    Keywords:  ARF-like proteins; Golgi; chaperone; membrane reconstitution; protein myristoylation; small GTPase
  35. Nat Commun. 2021 Nov 16. 12(1): 6622
      The mammalian target of rapamycin (mTORC1) has been shown to regulate autophagy at different steps. However, how mTORC1 regulates the N-ethylmaleimide-sensitive protein receptor (SNARE) complex remains elusive. Here we show that mTORC1 inhibits formation of the SNARE complex (STX17-SNAP29-VAMP8) by phosphorylating VAMP8, thereby blocking autophagosome-lysosome fusion. A VAMP8 phosphorylation mimic mutant is unable to promote autophagosome-lysosome fusion in vitro. Furthermore, we identify SCFD1, a Sec1/Munc18-like protein, that localizes to the autolysosome and is required for SNARE complex formation and autophagosome-lysosome fusion. VAMP8 promotes SCFD1 recruitment to autolysosomes when dephosphorylated. Consistently, phosphorylated VAMP8 or SCFD1 depletion inhibits autophagosome-lysosome fusion, and expression of phosphomimic VAMP8 leads to increased lipid droplet accumulation when expressed in mouse liver. Thus, our study supports that mTORC1-mediated phosphorylation of VAMP8 blocks SCFD1 recruitment, thereby inhibiting STX17-SNAP29-VAMP8 complex formation and autophagosome-lysosome fusion.

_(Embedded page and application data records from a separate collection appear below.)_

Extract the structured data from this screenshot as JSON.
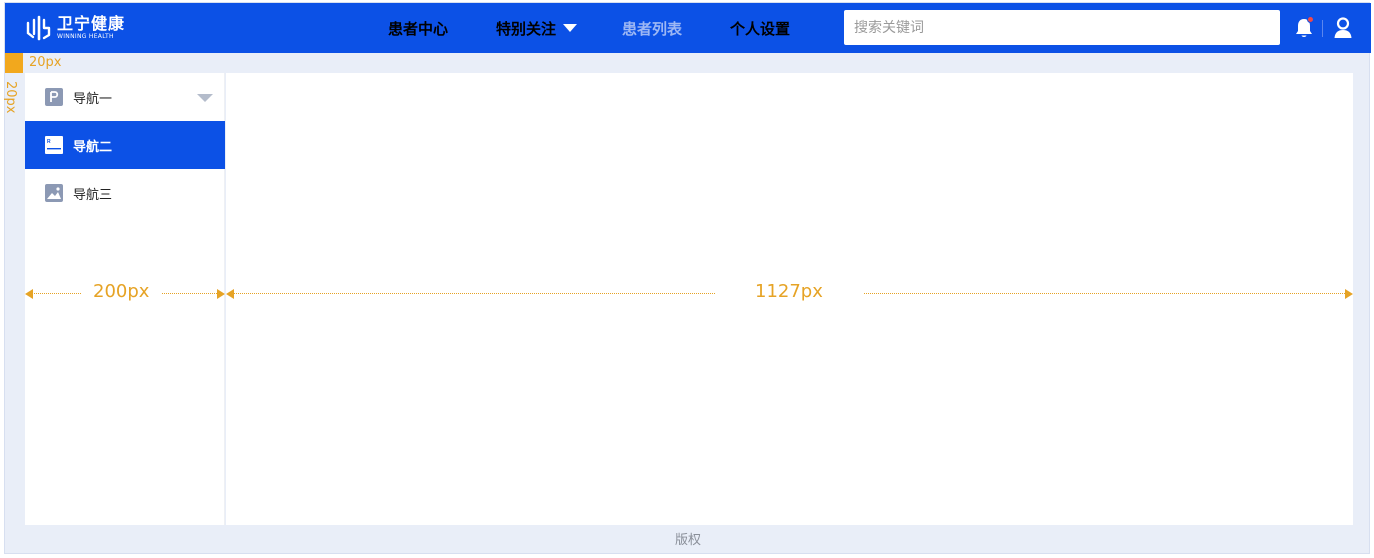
{
  "header": {
    "logo_cn": "卫宁健康",
    "logo_en": "WINNING HEALTH",
    "nav": [
      {
        "label": "患者中心",
        "state": "normal"
      },
      {
        "label": "特别关注",
        "state": "dropdown"
      },
      {
        "label": "患者列表",
        "state": "dim"
      },
      {
        "label": "个人设置",
        "state": "normal"
      }
    ],
    "search_placeholder": "搜索关键词",
    "bell_icon": "bell-icon",
    "user_icon": "user-icon",
    "colors": {
      "brand": "#0c51e6",
      "notify": "#f04848"
    }
  },
  "markers": {
    "top_label": "20px",
    "left_label": "20px",
    "sidebar_width_label": "200px",
    "main_width_label": "1127px",
    "color": "#e6a325"
  },
  "sidebar": {
    "items": [
      {
        "label": "导航一",
        "icon": "p-icon",
        "active": false,
        "expandable": true
      },
      {
        "label": "导航二",
        "icon": "document-icon",
        "active": true,
        "expandable": false
      },
      {
        "label": "导航三",
        "icon": "image-icon",
        "active": false,
        "expandable": false
      }
    ]
  },
  "footer": {
    "text": "版权"
  }
}
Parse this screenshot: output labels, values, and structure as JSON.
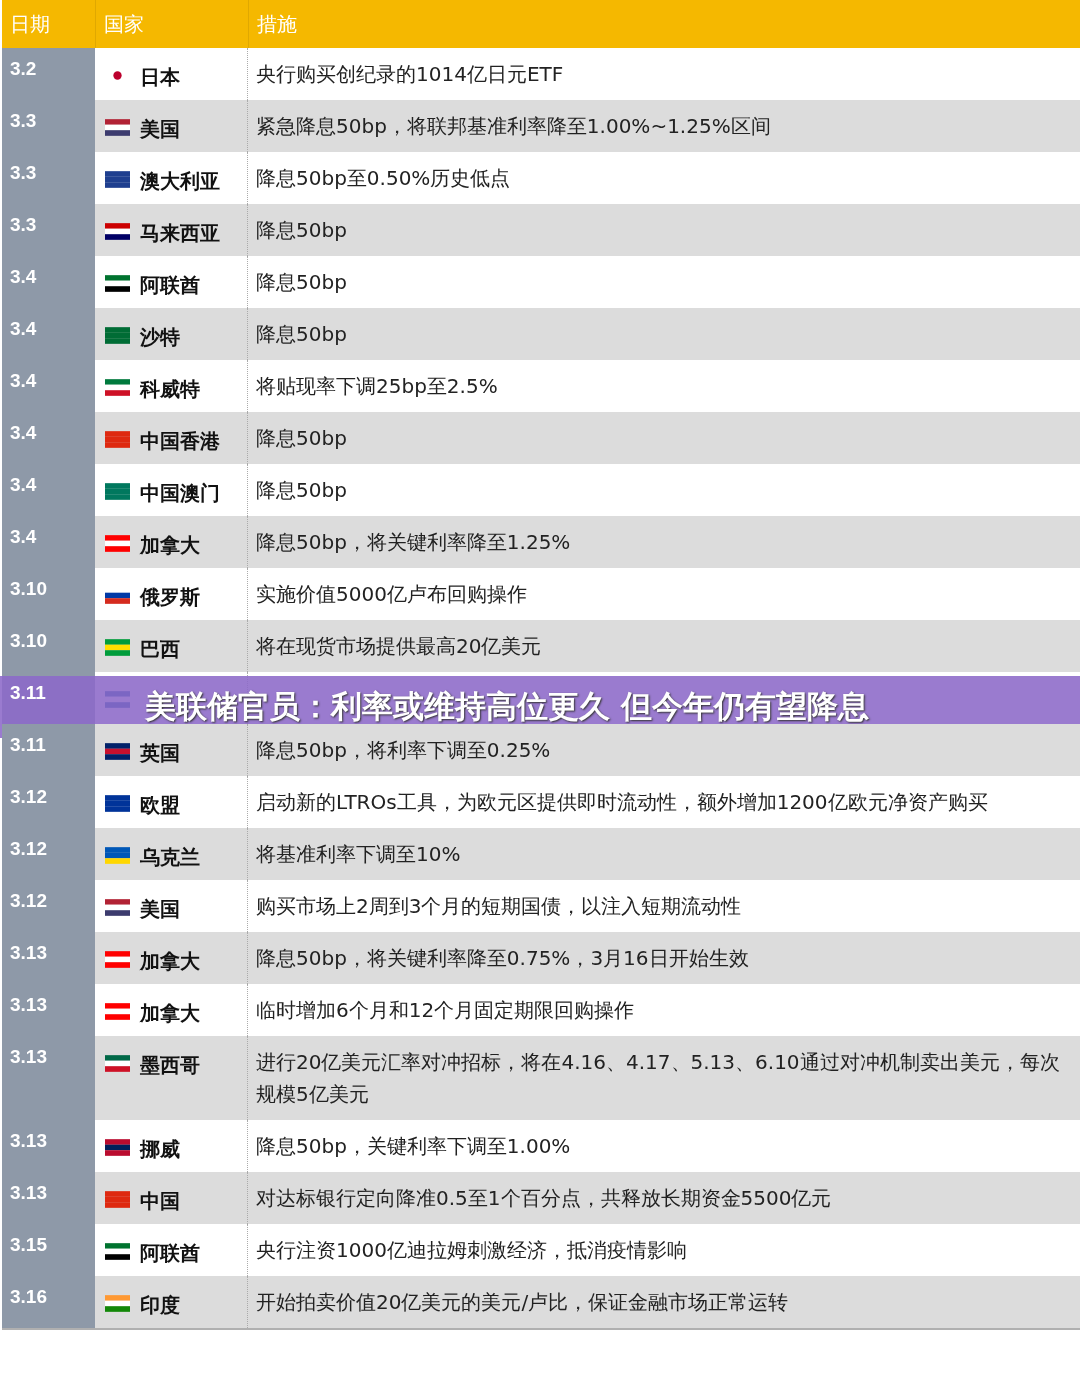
{
  "table": {
    "columns": [
      "日期",
      "国家",
      "措施"
    ],
    "rows": [
      {
        "date": "3.2",
        "country": "日本",
        "measure": "央行购买创纪录的1014亿日元ETF"
      },
      {
        "date": "3.3",
        "country": "美国",
        "measure": "紧急降息50bp，将联邦基准利率降至1.00%~1.25%区间"
      },
      {
        "date": "3.3",
        "country": "澳大利亚",
        "measure": "降息50bp至0.50%历史低点"
      },
      {
        "date": "3.3",
        "country": "马来西亚",
        "measure": "降息50bp"
      },
      {
        "date": "3.4",
        "country": "阿联酋",
        "measure": "降息50bp"
      },
      {
        "date": "3.4",
        "country": "沙特",
        "measure": "降息50bp"
      },
      {
        "date": "3.4",
        "country": "科威特",
        "measure": "将贴现率下调25bp至2.5%"
      },
      {
        "date": "3.4",
        "country": "中国香港",
        "measure": "降息50bp"
      },
      {
        "date": "3.4",
        "country": "中国澳门",
        "measure": "降息50bp"
      },
      {
        "date": "3.4",
        "country": "加拿大",
        "measure": "降息50bp，将关键利率降至1.25%"
      },
      {
        "date": "3.10",
        "country": "俄罗斯",
        "measure": "实施价值5000亿卢布回购操作"
      },
      {
        "date": "3.10",
        "country": "巴西",
        "measure": "将在现货市场提供最高20亿美元"
      },
      {
        "date": "3.11"
      },
      {
        "date": "3.11",
        "country": "英国",
        "measure": "降息50bp，将利率下调至0.25%"
      },
      {
        "date": "3.12",
        "country": "欧盟",
        "measure": "启动新的LTROs工具，为欧元区提供即时流动性，额外增加1200亿欧元净资产购买"
      },
      {
        "date": "3.12",
        "country": "乌克兰",
        "measure": "将基准利率下调至10%"
      },
      {
        "date": "3.12",
        "country": "美国",
        "measure": "购买市场上2周到3个月的短期国债，以注入短期流动性"
      },
      {
        "date": "3.13",
        "country": "加拿大",
        "measure": "降息50bp，将关键利率降至0.75%，3月16日开始生效"
      },
      {
        "date": "3.13",
        "country": "加拿大",
        "measure": "临时增加6个月和12个月固定期限回购操作"
      },
      {
        "date": "3.13",
        "country": "墨西哥",
        "measure": "进行20亿美元汇率对冲招标，将在4.16、4.17、5.13、6.10通过对冲机制卖出美元，每次规模5亿美元"
      },
      {
        "date": "3.13",
        "country": "挪威",
        "measure": "降息50bp，关键利率下调至1.00%"
      },
      {
        "date": "3.13",
        "country": "中国",
        "measure": "对达标银行定向降准0.5至1个百分点，共释放长期资金5500亿元"
      },
      {
        "date": "3.15",
        "country": "阿联酋",
        "measure": "央行注资1000亿迪拉姆刺激经济，抵消疫情影响"
      },
      {
        "date": "3.16",
        "country": "印度",
        "measure": "开始拍卖价值20亿美元的美元/卢比，保证金融市场正常运转"
      }
    ]
  },
  "banner": {
    "title": "美联储官员：利率或维持高位更久 但今年仍有望降息"
  }
}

  36. Cancer Discov. 2021 Nov 18. pii: candisc.0694.2021. [Epub ahead of print]
      Immunotherapies aimed at alleviating the inhibitory constraints on Tcells have revolutionised cancer management. To date, these have focused on the blockade of cell surface checkpoints such as PD-1. Herein we identify protein-tyrosine-phosphatase-1B (PTP1B) as an intracellular checkpoint that is upregulated in T cells in tumors. We show that the increased PTP1B limits T cell expansion and cytotoxicity to contribute to tumor growth. T cell-specific PTP1B deletion increased STAT-5 signaling and this enhanced the antigen-induced expansion and cytotoxicity of CD8+ T cells to suppress tumor growth. The pharmacological inhibition of PTP1B recapitulated the T cell-mediated repression of tumor growth and enhanced the response to PD-1 blockade. Furthermore, the deletion or inhibition of PTP1B enhanced the efficacy of adoptively-transferred chimeric-antigen-receptor (CAR) T cells against solid tumors. Our findings identify PTP1B as an intracellular checkpoint whose inhibition can alleviate the inhibitory constraints on T cells and CAR T cells to combat cancer.